**** Study material

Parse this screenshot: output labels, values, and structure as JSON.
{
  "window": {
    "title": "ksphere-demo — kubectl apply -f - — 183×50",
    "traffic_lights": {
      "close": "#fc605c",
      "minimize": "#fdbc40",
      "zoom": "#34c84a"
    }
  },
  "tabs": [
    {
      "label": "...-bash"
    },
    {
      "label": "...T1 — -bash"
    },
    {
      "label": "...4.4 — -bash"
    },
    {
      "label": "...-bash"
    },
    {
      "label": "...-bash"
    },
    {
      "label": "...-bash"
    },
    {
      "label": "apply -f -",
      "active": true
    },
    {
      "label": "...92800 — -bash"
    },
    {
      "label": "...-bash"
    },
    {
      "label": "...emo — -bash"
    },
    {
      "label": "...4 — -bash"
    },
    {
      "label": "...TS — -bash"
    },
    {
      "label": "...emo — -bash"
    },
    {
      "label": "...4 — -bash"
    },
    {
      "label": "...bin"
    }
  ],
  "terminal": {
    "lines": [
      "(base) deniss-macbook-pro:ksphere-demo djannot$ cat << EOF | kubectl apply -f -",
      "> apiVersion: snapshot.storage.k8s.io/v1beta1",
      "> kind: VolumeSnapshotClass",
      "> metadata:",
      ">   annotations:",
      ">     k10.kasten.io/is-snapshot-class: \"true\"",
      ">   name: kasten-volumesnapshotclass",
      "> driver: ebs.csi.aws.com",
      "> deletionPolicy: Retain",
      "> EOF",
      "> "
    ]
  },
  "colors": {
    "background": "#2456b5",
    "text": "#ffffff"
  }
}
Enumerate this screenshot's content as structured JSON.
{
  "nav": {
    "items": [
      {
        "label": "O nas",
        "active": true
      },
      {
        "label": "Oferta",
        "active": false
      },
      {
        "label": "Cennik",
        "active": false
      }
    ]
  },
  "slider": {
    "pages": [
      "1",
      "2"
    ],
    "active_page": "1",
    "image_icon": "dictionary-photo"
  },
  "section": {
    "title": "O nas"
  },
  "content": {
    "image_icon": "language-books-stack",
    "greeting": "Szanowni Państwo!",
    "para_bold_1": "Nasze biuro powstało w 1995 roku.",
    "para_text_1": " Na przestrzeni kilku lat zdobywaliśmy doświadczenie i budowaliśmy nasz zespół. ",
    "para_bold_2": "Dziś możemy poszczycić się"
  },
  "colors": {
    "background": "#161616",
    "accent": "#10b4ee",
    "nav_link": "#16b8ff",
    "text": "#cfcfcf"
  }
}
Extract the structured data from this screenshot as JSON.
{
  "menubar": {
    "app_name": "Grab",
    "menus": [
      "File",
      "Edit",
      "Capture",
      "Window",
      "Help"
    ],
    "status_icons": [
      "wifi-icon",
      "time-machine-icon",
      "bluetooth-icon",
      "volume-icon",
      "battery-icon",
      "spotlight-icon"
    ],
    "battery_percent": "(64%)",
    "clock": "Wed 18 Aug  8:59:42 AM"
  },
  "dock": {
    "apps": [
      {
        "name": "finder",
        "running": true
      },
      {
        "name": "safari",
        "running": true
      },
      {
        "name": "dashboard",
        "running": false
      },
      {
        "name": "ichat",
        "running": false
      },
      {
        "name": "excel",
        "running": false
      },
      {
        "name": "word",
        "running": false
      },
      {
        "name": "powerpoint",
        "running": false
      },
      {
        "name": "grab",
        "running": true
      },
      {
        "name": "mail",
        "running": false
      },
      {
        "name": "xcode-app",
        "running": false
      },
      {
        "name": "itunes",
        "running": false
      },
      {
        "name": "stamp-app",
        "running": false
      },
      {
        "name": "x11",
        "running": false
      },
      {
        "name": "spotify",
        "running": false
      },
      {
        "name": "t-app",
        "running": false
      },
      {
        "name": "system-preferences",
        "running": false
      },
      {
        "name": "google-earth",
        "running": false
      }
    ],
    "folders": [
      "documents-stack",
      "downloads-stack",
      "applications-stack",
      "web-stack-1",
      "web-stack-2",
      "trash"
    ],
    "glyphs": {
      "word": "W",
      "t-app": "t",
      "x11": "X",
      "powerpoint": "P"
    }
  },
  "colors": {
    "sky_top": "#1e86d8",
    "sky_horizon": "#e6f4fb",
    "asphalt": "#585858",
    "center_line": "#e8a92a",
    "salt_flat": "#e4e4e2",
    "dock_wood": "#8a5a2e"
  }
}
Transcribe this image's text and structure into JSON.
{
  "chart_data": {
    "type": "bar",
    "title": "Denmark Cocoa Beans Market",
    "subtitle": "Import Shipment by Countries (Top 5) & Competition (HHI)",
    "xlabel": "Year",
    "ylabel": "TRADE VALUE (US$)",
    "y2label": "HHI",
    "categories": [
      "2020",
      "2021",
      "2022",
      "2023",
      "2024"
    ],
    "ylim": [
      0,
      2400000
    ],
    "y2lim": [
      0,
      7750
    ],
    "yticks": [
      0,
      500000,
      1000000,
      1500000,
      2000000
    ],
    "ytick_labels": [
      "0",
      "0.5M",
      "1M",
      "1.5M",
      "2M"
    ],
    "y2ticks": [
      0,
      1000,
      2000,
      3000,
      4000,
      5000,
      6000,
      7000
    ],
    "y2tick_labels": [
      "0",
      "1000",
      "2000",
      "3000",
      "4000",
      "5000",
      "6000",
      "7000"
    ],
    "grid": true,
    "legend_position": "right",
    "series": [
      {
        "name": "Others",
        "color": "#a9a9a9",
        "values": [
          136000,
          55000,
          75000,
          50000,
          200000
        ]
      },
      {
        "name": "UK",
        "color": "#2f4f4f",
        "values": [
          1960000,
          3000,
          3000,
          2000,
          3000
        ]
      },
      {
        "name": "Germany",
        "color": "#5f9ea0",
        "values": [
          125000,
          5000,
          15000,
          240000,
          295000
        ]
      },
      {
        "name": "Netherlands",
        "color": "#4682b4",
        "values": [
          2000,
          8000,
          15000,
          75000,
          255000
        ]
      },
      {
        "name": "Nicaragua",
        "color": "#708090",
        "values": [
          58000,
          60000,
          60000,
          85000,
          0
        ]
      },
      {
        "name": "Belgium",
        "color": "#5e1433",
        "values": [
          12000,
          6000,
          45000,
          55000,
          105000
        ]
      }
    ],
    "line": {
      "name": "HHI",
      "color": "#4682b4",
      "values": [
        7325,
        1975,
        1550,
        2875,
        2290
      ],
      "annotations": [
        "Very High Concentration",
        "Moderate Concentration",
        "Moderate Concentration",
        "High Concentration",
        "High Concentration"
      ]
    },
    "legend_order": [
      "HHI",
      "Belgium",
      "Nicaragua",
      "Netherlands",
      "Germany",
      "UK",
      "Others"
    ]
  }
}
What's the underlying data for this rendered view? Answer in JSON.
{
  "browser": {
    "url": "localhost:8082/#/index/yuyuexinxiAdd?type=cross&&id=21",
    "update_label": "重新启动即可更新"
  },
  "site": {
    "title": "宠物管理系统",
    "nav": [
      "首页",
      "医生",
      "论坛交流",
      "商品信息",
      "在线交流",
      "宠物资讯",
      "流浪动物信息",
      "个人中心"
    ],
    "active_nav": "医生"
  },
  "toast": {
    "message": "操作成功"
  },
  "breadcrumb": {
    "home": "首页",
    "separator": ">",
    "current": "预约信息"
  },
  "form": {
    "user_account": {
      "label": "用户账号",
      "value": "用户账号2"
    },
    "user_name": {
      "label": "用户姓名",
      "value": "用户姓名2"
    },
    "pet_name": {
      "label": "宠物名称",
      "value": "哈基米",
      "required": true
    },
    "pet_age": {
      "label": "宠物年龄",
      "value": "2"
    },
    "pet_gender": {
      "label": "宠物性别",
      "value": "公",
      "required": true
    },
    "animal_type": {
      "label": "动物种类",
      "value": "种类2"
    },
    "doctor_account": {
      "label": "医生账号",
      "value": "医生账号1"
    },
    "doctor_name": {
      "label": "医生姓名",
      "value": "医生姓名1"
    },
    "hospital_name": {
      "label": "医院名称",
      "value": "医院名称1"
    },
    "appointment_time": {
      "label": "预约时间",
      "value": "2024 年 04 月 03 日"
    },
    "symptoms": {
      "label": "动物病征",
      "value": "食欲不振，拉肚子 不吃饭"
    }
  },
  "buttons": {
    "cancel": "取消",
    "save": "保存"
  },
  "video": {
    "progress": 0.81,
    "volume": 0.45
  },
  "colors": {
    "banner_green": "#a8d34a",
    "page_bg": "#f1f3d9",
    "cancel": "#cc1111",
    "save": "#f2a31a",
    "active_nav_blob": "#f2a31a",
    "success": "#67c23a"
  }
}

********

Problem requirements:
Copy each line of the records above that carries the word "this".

Response:
Parse this screenshot: output labels, values, and structure as JSON.
Enumerate this screenshot's content as structured JSON.
Extract the structured data from this screenshot as JSON.
Transcribe this image's text and structure into JSON.
What's the underlying data for this rendered view? Answer in JSON.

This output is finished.